Hygge pictorialises that Danish expression of candlelit conviviality and intimacy through lush chordal organ and mellow, Wes Montgomery-styled guitar; Beginning of the End‘s breathless ‘Brazil 66′-like animation, underpinned by David Ferris’ bubbling organ baseline, offers so much fascination inside five and half minutes, including the tight trombone and alto pairing of Richard Foote and Chris Young, as well as Lee’s no-holes-barred Jimmy Page guitar rockiness; and the buzzing, harmonic colour of Drone builds through anthemic, canonic layering. Swingin’ Scratching the Itch (which, Lee says, reflects his mildly addictive personality) wildly crashes and sears up and down the frets – and the overall band verve, carried by Euan Palmer’s fervent percussion, is electric.

Tuneful, Barbados-inspired Kickin’ the Chicken summons steel pans and sunshine as Chris Young’s warm, meandering alto glides across the feel-good rhythm; Nirvana‘s expansive, rasping energy melds indie rock with cinematic score (one of, frankly, many standouts); and twee, acoustic vocal/guitar endpiece Skateboarding On My Own, if nothing else, demonstrates Lee’s indubitable chordal precision.

Such an eclectic mix might well cause a few to scratch their heads – and, sure, it has its moments of almost naive levity. But when, without preconception, you slot in a new CD and it brings a smile, warms your heart, cranks up your spirit and ends up on repeat play… well, such reactions are the essence of good music.

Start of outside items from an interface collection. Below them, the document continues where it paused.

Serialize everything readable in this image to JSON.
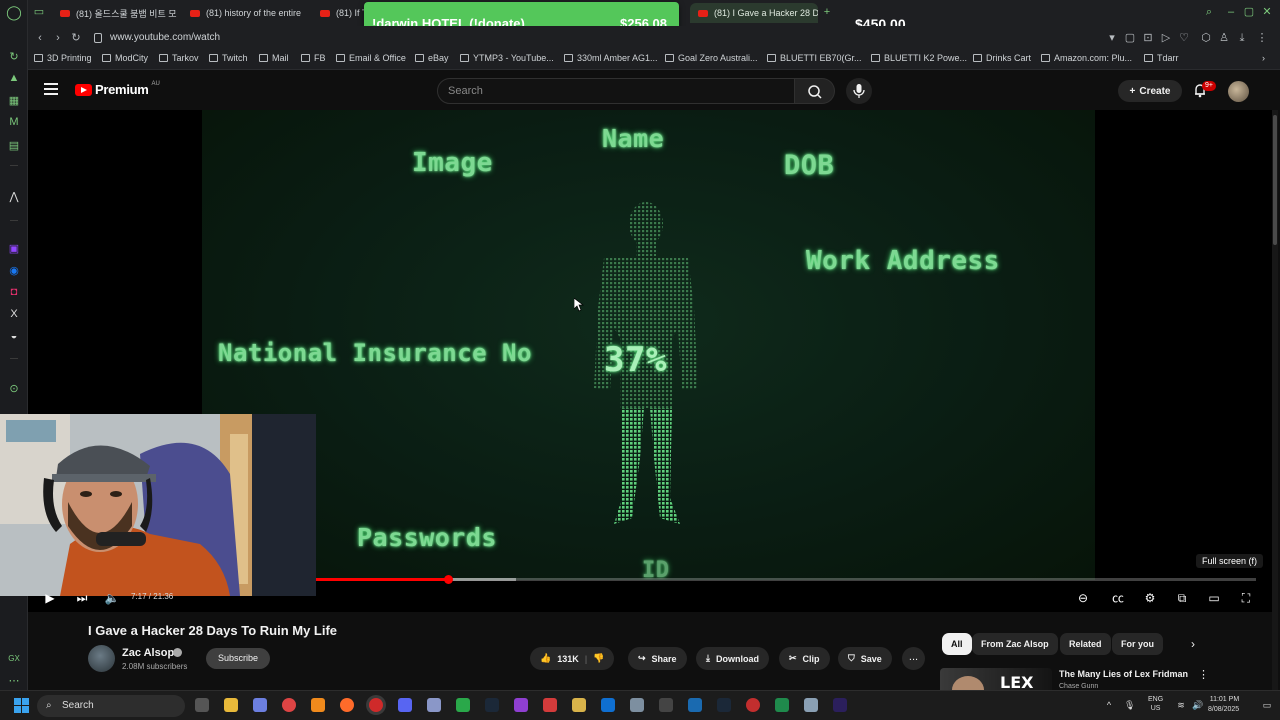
{
  "browser": {
    "tabs": [
      {
        "label": "(81) 올드스쿨 붐뱁 비트 모"
      },
      {
        "label": "(81) history of the entire"
      },
      {
        "label": "(81) If Th"
      },
      {
        "label": "(81) I Gave a Hacker 28 D"
      }
    ],
    "new_tab_icon": "+",
    "url": "www.youtube.com/watch",
    "bookmarks": [
      {
        "label": "3D Printing"
      },
      {
        "label": "ModCity"
      },
      {
        "label": "Tarkov"
      },
      {
        "label": "Twitch"
      },
      {
        "label": "Mail"
      },
      {
        "label": "FB"
      },
      {
        "label": "Email & Office"
      },
      {
        "label": "eBay"
      },
      {
        "label": "YTMP3 - YouTube..."
      },
      {
        "label": "330ml Amber AG1..."
      },
      {
        "label": "Goal Zero Australi..."
      },
      {
        "label": "BLUETTI EB70(Gr..."
      },
      {
        "label": "BLUETTI K2 Powe..."
      },
      {
        "label": "Drinks Cart"
      },
      {
        "label": "Amazon.com: Plu..."
      },
      {
        "label": "Tdarr"
      }
    ]
  },
  "overlay": {
    "donor": "!darwin HOTEL (!donate)",
    "amount": "$256.08",
    "goal_amount": "$450.00"
  },
  "youtube": {
    "brand": "Premium",
    "region": "AU",
    "search_placeholder": "Search",
    "create_label": "Create",
    "notification_count": "9+"
  },
  "video_overlay": {
    "image": "Image",
    "name": "Name",
    "dob": "DOB",
    "work_address": "Work Address",
    "national_insurance": "National Insurance No",
    "percent": "37%",
    "passwords": "Passwords",
    "id": "ID"
  },
  "player": {
    "time": "7:17 / 21:36",
    "fullscreen_tooltip": "Full screen (f)",
    "progress_fraction": 0.337
  },
  "video": {
    "title": "I Gave a Hacker 28 Days To Ruin My Life",
    "channel": "Zac Alsop",
    "subscribers": "2.08M subscribers",
    "subscribe": "Subscribe",
    "likes": "131K",
    "share": "Share",
    "download": "Download",
    "clip": "Clip",
    "save": "Save",
    "more": "..."
  },
  "related": {
    "chips": [
      "All",
      "From Zac Alsop",
      "Related",
      "For you"
    ],
    "first_title": "The Many Lies of Lex Fridman",
    "first_sub": "Chase Gunn"
  },
  "taskbar": {
    "search": "Search",
    "lang": "ENG",
    "region": "US",
    "time": "11:01 PM",
    "date": "8/08/2025"
  },
  "colors": {
    "hud_green": "#7dd992",
    "donate_green": "#54c75a",
    "yt_red": "#ff0000",
    "opera_green": "#7cc97c"
  }
}
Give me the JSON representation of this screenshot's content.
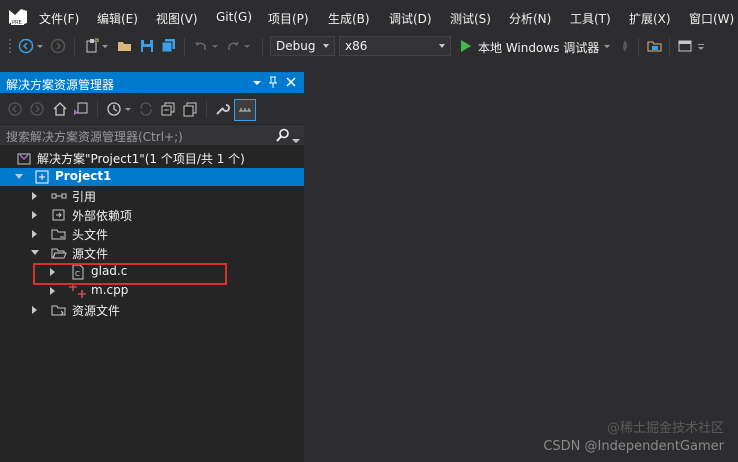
{
  "menubar": {
    "items": [
      "文件(F)",
      "编辑(E)",
      "视图(V)",
      "Git(G)",
      "项目(P)",
      "生成(B)",
      "调试(D)",
      "测试(S)",
      "分析(N)",
      "工具(T)",
      "扩展(X)",
      "窗口(W)"
    ],
    "logo_badge": "PRE"
  },
  "toolbar": {
    "config": "Debug",
    "platform": "x86",
    "run_label": "本地 Windows 调试器"
  },
  "solution_explorer": {
    "title": "解决方案资源管理器",
    "search_placeholder": "搜索解决方案资源管理器(Ctrl+;)",
    "solution_label": "解决方案\"Project1\"(1 个项目/共 1 个)",
    "project_label": "Project1",
    "nodes": [
      {
        "label": "引用",
        "icon": "references-icon"
      },
      {
        "label": "外部依赖项",
        "icon": "folder-icon"
      },
      {
        "label": "头文件",
        "icon": "folder-icon"
      },
      {
        "label": "源文件",
        "icon": "folder-open-icon"
      },
      {
        "label": "glad.c",
        "icon": "c-file-icon"
      },
      {
        "label": "m.cpp",
        "icon": "cpp-file-icon"
      },
      {
        "label": "资源文件",
        "icon": "folder-icon"
      }
    ]
  },
  "watermark": "CSDN @IndependentGamer",
  "watermark_overlay": "@稀土掘金技术社区",
  "colors": {
    "accent": "#007acc",
    "highlight_box": "#d9302f",
    "background": "#2d2d30",
    "panel": "#252526"
  }
}
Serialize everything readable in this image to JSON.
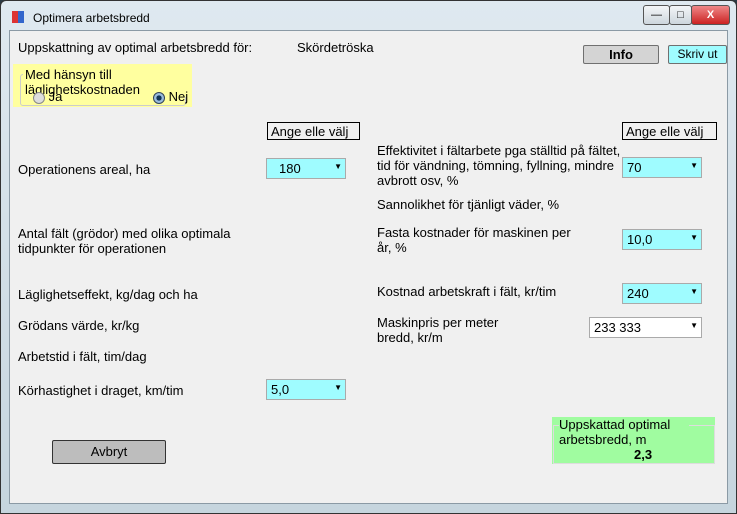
{
  "window": {
    "title": "Optimera arbetsbredd",
    "minimize": "—",
    "maximize": "□",
    "close": "X"
  },
  "header": {
    "label": "Uppskattning av optimal arbetsbredd för:",
    "machine": "Skördetröska",
    "info_label": "Info",
    "print_label": "Skriv ut"
  },
  "timeliness_group": {
    "title": "Med hänsyn till läglighetskostnaden",
    "options": [
      {
        "label": "Ja",
        "selected": false
      },
      {
        "label": "Nej",
        "selected": true
      }
    ]
  },
  "left": {
    "hint": "Ange elle välj",
    "area_label": "Operationens areal, ha",
    "area_value": "180",
    "fields_label": "Antal fält (grödor) med olika optimala tidpunkter för operationen",
    "timeliness_label": "Läglighetseffekt, kg/dag och ha",
    "crop_value_label": "Grödans värde,  kr/kg",
    "worktime_label": "Arbetstid i fält, tim/dag",
    "speed_label": "Körhastighet i draget, km/tim",
    "speed_value": "5,0"
  },
  "right": {
    "hint": "Ange elle välj",
    "efficiency_label": "Effektivitet i fältarbete pga ställtid på fältet, tid för vändning, tömning, fyllning, mindre avbrott osv, %",
    "efficiency_value": "70",
    "weather_label": "Sannolikhet för tjänligt väder,  %",
    "fixed_cost_label": "Fasta kostnader för maskinen per år, %",
    "fixed_cost_value": "10,0",
    "labour_label": "Kostnad arbetskraft i fält, kr/tim",
    "labour_value": "240",
    "price_label": "Maskinpris per meter bredd, kr/m",
    "price_value": "233 333"
  },
  "cancel_label": "Avbryt",
  "result": {
    "title": "Uppskattad optimal arbetsbredd, m",
    "value": "2,3"
  }
}
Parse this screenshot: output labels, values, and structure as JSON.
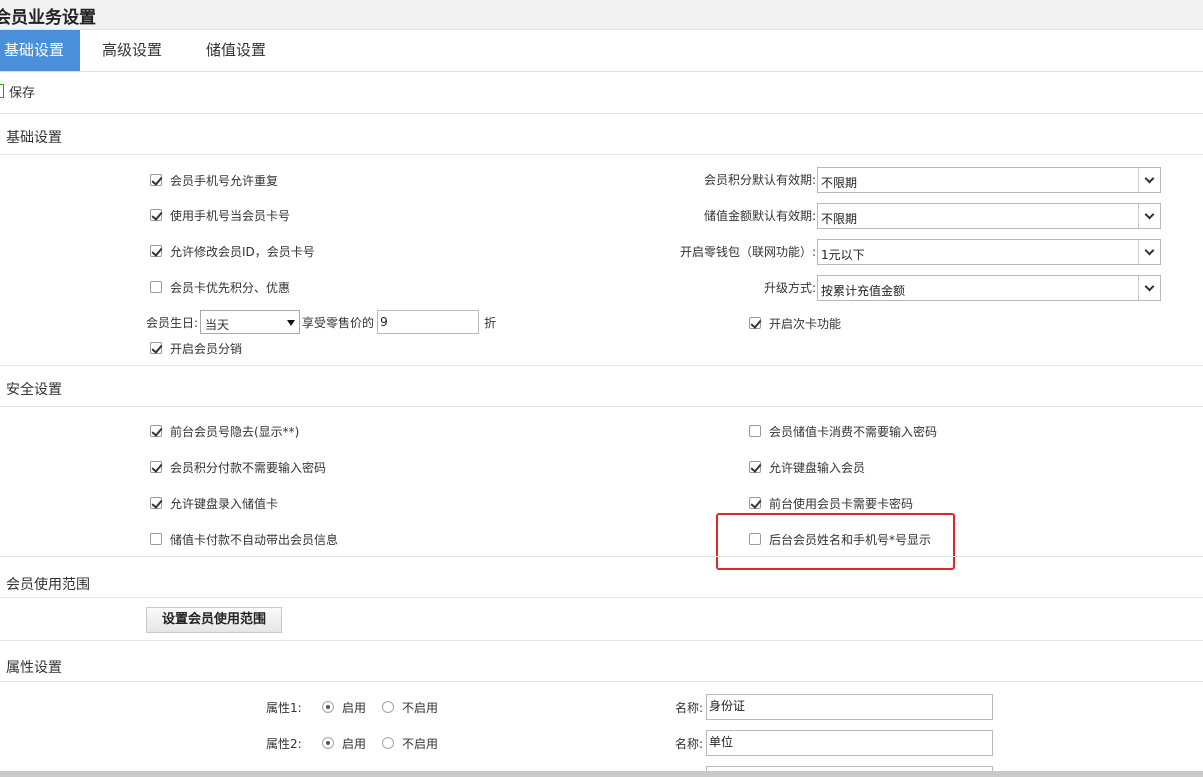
{
  "page_title": "会员业务设置",
  "tabs": [
    {
      "label": "基础设置",
      "active": true
    },
    {
      "label": "高级设置",
      "active": false
    },
    {
      "label": "储值设置",
      "active": false
    }
  ],
  "toolbar": {
    "save_label": "保存",
    "save_icon": "save-icon"
  },
  "sections": {
    "basic": "基础设置",
    "security": "安全设置",
    "scope": "会员使用范围",
    "attributes": "属性设置"
  },
  "basic": {
    "checkboxes": [
      {
        "label": "会员手机号允许重复",
        "checked": true
      },
      {
        "label": "使用手机号当会员卡号",
        "checked": true
      },
      {
        "label": "允许修改会员ID，会员卡号",
        "checked": true
      },
      {
        "label": "会员卡优先积分、优惠",
        "checked": false
      },
      {
        "label": "开启会员分销",
        "checked": true
      }
    ],
    "birthday": {
      "label": "会员生日:",
      "select_value": "当天",
      "mid_label": "享受零售价的",
      "discount_value": "9",
      "suffix": "折"
    },
    "selects": [
      {
        "label": "会员积分默认有效期:",
        "value": "不限期"
      },
      {
        "label": "储值金额默认有效期:",
        "value": "不限期"
      },
      {
        "label": "开启零钱包（联网功能）:",
        "value": "1元以下"
      },
      {
        "label": "升级方式:",
        "value": "按累计充值金额"
      }
    ],
    "right_checkbox": {
      "label": "开启次卡功能",
      "checked": true
    }
  },
  "security": {
    "left": [
      {
        "label": "前台会员号隐去(显示**)",
        "checked": true
      },
      {
        "label": "会员积分付款不需要输入密码",
        "checked": true
      },
      {
        "label": "允许键盘录入储值卡",
        "checked": true
      },
      {
        "label": "储值卡付款不自动带出会员信息",
        "checked": false
      }
    ],
    "right": [
      {
        "label": "会员储值卡消费不需要输入密码",
        "checked": false
      },
      {
        "label": "允许键盘输入会员",
        "checked": true
      },
      {
        "label": "前台使用会员卡需要卡密码",
        "checked": true
      },
      {
        "label": "后台会员姓名和手机号*号显示",
        "checked": false
      }
    ],
    "highlight_color": "#e0262a"
  },
  "scope": {
    "button_label": "设置会员使用范围"
  },
  "attributes": [
    {
      "label": "属性1:",
      "enable": "启用",
      "disable": "不启用",
      "enabled": true,
      "name_label": "名称:",
      "name_value": "身份证"
    },
    {
      "label": "属性2:",
      "enable": "启用",
      "disable": "不启用",
      "enabled": true,
      "name_label": "名称:",
      "name_value": "单位"
    }
  ],
  "colors": {
    "accent": "#4a8fd9",
    "save_icon": "#2da01a"
  }
}
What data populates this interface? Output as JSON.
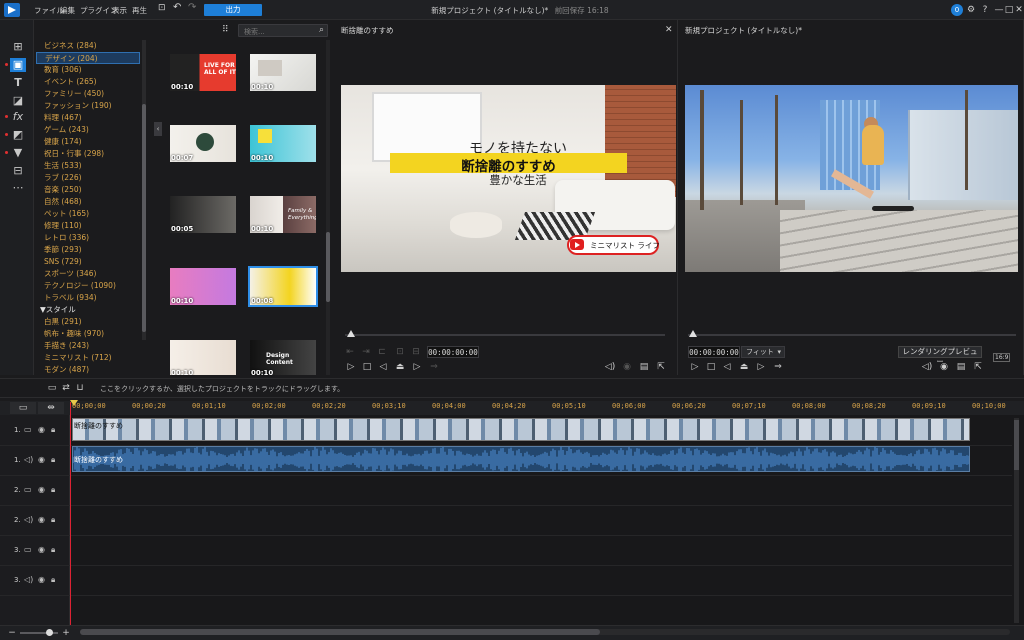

Festooned with delights, and yours for the climbing (released 21 October 2016), In The Tree is available as CD or digital download from Stoney Lane Records’ Bandcamp store.

 

Ben Lee guitar, composition
Chris Young alto saxophone
Richard Foote trombone
David Ferris organ
Euan Palmer drums

Illustration: ningningli.com

benleeguitar.com

Stoney Lane Records – SLR1892 (2016)

Advertisements

One thought on “‘In The Tree’ – Ben Lee Quintet

  1. Pingback: ‘Live’ – Tom Haines & The Birmingham Jazz Orchestra | AP Reviews

Leave a Reply

Fill in your details below or click an icon to log in:

WordPress.com Logo

You are commenting using your WordPress.com account. Log Out / Change )

Twitter picture

You are commenting using your Twitter account. Log Out / Change )

Facebook photo

You are commenting using your Facebook account. Log Out / Change )

Google+ photo

You are commenting using your Google+ account. Log Out / Change )

Connecting to %s